If you want to work on one car only, and you know exactly what size you need, consider purchasing a single tool to avoid cluttering your mechanic’s tool set.
Some of our favorite options include:
- Allstar 10 Spline
- Allstar 26 Spline
- Ram Clutches 03-013
- Keyser Steel 26 Spline
- Centerforce 53026
- Centerforce 50090
- Dorman 14523
- Dorman 14522
- Dorman 14504
- Dorman 14507
- Dorman 14501
Clutch Alignment Tool Set
If you work on multiple cars or run a garage, it makes more sense to purchase a proper alignment tool kit that comes with multiple, differently sized dowels.
Even then it is recommended that you carefully examine the size range and make sure that it will fit the cars you intend to work on.
Universal Clutch Alignment Tool
Want something that’ll work on almost every car? Consider looking into universal clutch alignment tools. These aren’t size-specific, so you can’t really purchase the wrong one.
So if you want just one clutch alignment tool that can do it all, consider the following.
If you’re new to wrenching, be sure to follow basic safety protocol like always using floor jacks along with jack stands to raise your car.
Remember that accidentally breathing in clutch dust is really bad for you. Before you remove your old clutch, spray it down with some water to lower the chances of the dust particles blowing into your face.
Be sure to smooth out and wipe down the flywheel gasket surfaces, crankshaft surface, and your pressure plate (because it comes with Cosmoline grease applied from the factory). We recommend using brake cleaner instead of degreaser for these applications.
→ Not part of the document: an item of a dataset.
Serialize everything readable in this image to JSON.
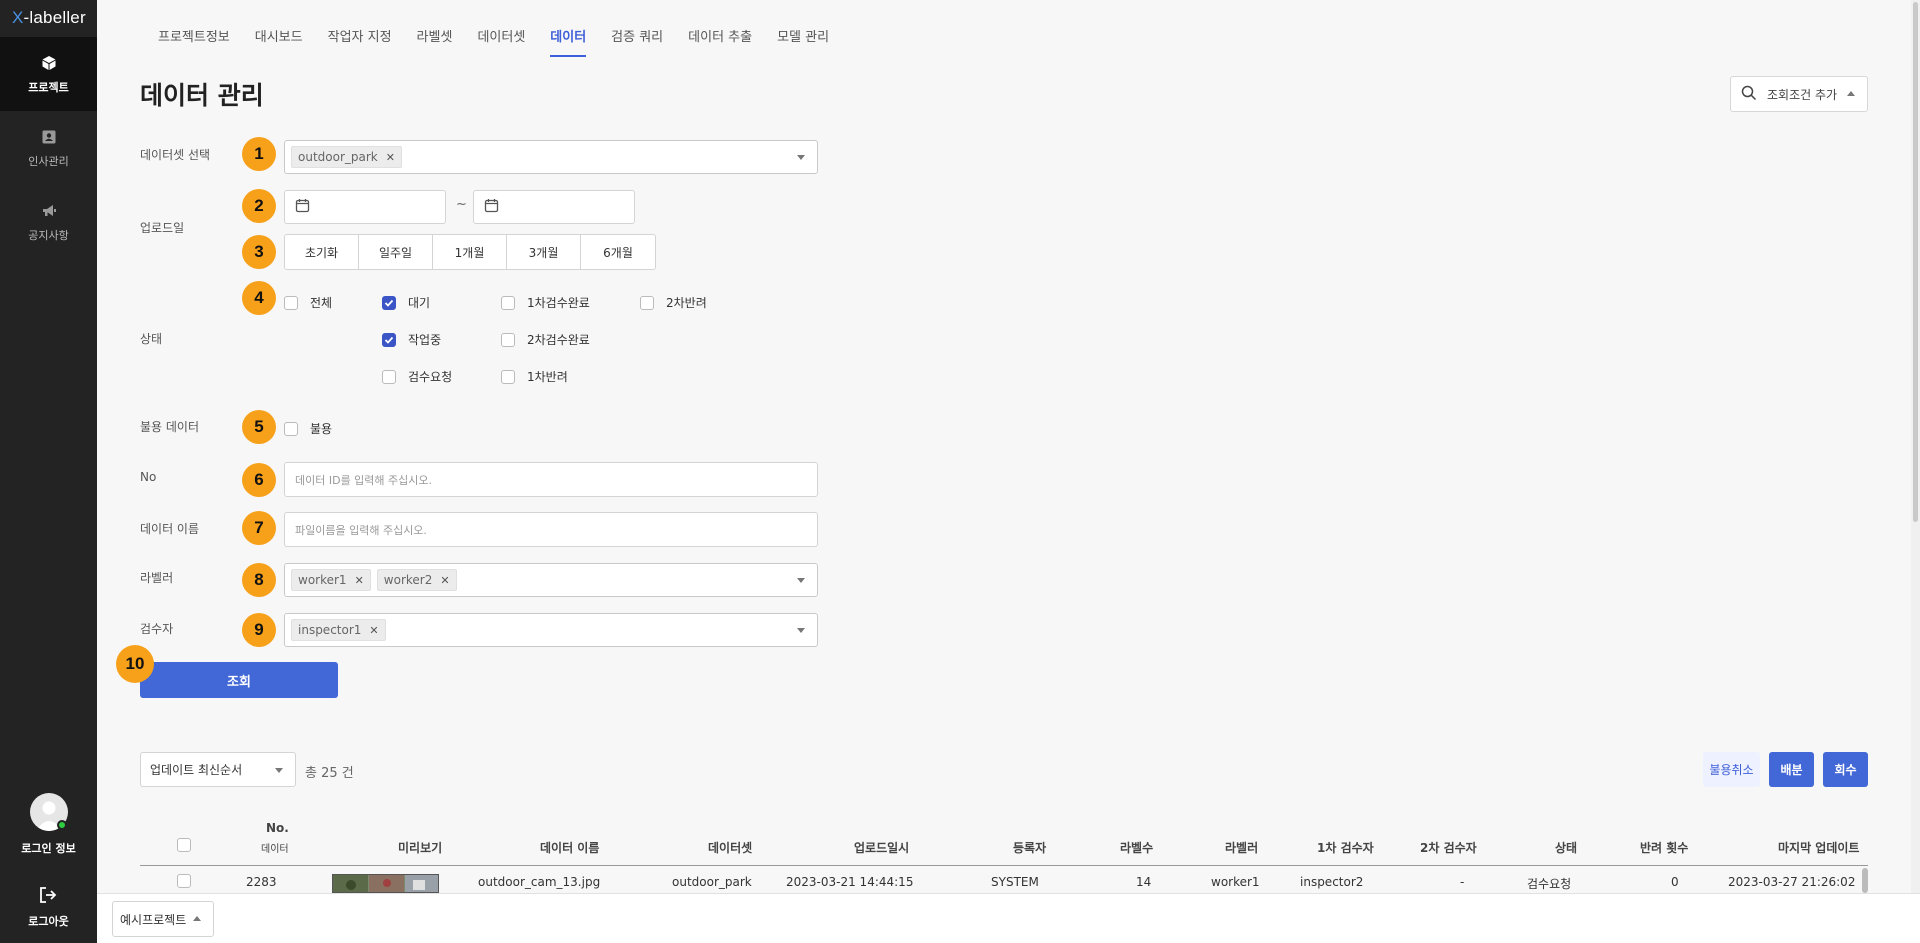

What do you think of clutch alignment tools? Are they necessary? Let us know in the comments below!